As the primary decision‐maker for their horse's health and welfare, owners' knowledge of clinical conditions may impact their horse's health. Anecdotal evidence suggests that the emotional impact of equine illness on the owner can be severe but research is lacking.
Pain, discomfort, and quality of life were reported as the most common concerns when their horse has a medical condition or when considering euthanasia.
© 2015 by Lubos Chlubny New window.
The objectives of the study were to evaluate horse owners' self‐declared knowledge of eight common equine health conditions and perceptions of the quality of information available; to ascertain respondents' perceptions of the severity of impact on their horse of the conditions and potential emotional impact on themselves and to establish the factors of greatest concern to owners when their horse has a health condition and influential factors on end‐of‐life decisions.
An online survey comprising three sections was created: respondent demographics; vignettes of clinical conditions; concerns and decision‐making regarding illness and euthanasia. Vignettes focused on arthritis; Pars Pituitary Intermedia Dysfunction; Equine Metabolic Syndrome (EMS); gastric ulcers; high intestinal worm burden; dermatophilosis (‘mud rash’); quidding and head tossing; and equine asthma. Respondents were self‐selecting. The survey was circulated for completion by horse owners residing in Ireland and Northern Ireland obtaining 491 valid responses.
The study showed respondents declared that they had the highest knowledge of mud rash, with 84.1% rating their knowledge as very good compared to 42% of respondents for EMS. There was positive correlation between the perceived impact on their horse and emotional impact on the owner for all conditions ranging from weak (arthritis 0.36, P < 0.001) to strong (EMS 0.62, P < 0.001). Pain, discomfort, and quality of life were reported as the most common concerns when their horse has a medical condition or when considering euthanasia.
Basically the results of the study confirmed that the emotional impact on horse owners of equine health conditions is directly linked to how severe they perceive the condition's impact on the affected horse.

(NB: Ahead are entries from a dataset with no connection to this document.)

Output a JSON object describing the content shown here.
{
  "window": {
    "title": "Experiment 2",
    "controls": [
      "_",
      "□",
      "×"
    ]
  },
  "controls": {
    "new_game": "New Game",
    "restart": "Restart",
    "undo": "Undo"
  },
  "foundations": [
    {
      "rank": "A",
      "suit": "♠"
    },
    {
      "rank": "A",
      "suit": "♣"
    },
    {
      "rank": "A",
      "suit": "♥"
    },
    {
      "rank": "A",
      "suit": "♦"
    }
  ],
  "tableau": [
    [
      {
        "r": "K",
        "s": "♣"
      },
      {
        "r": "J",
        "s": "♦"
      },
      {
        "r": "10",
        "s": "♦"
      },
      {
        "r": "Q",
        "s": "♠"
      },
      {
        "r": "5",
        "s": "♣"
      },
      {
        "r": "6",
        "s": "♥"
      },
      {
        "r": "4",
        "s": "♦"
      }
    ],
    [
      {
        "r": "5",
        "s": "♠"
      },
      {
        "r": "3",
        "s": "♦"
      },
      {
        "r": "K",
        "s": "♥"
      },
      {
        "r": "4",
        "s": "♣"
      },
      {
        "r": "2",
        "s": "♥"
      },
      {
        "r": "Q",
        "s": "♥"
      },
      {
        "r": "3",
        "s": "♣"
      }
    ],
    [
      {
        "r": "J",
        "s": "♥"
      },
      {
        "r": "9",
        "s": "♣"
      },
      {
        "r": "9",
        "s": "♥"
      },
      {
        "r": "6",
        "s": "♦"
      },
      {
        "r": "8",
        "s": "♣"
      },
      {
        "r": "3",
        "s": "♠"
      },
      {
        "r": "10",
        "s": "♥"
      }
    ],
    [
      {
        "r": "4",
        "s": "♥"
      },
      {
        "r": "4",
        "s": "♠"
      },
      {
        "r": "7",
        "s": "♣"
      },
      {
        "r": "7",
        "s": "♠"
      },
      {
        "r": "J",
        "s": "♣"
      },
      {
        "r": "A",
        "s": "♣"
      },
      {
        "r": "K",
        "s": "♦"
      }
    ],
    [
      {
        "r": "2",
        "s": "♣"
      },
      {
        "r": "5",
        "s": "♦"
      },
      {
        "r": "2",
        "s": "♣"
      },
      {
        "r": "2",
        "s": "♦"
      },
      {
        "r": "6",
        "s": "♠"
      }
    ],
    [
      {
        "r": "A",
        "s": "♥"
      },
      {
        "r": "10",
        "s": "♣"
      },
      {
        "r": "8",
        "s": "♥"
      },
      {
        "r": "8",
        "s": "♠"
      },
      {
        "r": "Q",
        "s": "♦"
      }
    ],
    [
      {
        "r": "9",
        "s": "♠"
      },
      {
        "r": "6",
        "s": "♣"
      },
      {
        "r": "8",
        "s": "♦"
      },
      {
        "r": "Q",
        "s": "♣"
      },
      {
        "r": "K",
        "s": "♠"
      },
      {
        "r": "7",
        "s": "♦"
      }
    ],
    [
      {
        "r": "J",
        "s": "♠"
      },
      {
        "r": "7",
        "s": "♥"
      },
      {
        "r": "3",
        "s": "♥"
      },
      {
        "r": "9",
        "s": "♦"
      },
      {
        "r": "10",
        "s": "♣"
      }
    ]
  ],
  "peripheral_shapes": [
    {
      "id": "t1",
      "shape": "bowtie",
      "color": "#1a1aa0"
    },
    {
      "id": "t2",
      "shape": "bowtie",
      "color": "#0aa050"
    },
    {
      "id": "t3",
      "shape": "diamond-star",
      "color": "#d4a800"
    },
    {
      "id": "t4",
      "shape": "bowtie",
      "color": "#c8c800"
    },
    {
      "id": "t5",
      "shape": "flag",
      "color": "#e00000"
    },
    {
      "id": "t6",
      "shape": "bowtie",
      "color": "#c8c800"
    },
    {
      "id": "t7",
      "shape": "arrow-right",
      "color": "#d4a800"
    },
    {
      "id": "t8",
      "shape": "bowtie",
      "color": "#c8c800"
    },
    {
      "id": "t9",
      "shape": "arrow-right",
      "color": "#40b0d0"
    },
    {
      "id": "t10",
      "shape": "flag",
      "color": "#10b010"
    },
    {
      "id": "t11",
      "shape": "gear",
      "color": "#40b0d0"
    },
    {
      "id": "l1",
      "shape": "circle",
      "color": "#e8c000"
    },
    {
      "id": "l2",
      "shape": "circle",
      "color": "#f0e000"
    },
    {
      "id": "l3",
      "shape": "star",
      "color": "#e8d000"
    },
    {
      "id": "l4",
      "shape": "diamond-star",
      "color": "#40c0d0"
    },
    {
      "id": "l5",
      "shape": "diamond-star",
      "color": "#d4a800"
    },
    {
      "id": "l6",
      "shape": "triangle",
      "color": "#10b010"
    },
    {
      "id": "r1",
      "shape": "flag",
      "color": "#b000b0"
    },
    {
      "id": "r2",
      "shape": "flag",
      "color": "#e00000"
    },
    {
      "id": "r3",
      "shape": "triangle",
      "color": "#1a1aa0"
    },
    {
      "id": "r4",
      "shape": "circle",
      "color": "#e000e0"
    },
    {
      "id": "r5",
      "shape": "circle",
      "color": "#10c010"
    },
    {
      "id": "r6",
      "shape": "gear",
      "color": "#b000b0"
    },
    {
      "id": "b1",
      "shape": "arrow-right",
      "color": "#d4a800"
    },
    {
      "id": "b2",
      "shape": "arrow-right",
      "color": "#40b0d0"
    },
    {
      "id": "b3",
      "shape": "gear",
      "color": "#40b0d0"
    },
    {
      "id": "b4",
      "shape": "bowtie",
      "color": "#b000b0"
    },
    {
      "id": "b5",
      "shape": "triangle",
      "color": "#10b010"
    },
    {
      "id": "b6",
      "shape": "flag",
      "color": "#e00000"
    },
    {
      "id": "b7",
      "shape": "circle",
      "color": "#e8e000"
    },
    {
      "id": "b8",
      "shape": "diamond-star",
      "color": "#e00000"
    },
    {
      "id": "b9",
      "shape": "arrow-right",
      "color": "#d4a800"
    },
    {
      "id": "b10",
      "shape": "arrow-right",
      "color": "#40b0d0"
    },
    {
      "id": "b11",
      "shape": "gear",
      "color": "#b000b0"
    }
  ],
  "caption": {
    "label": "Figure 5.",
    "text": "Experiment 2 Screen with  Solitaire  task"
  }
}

Furthermore, the experience level of the owner makes no, or at most negligible, difference to this emotional impact. Our results show significant differences between conditions with regard to the self‐rated knowledge of the conditions included in the survey. With regards to concerns relating to the emotional impact of a health condition diagnosed in the respondents' horses, the most commonly selected factors of concern were pain and discomfort and quality of life. These were likewise the most commonly selected factors of importance when making end of life decisions with vet advice being a commonly selected influencer.
This study highlights the need for further research into the effects of horse illness on their owners and on the quality of equine health information available to owners.
See the complete details of the study including tables and graphs by clicking HERE
Press release by National Library of Medicine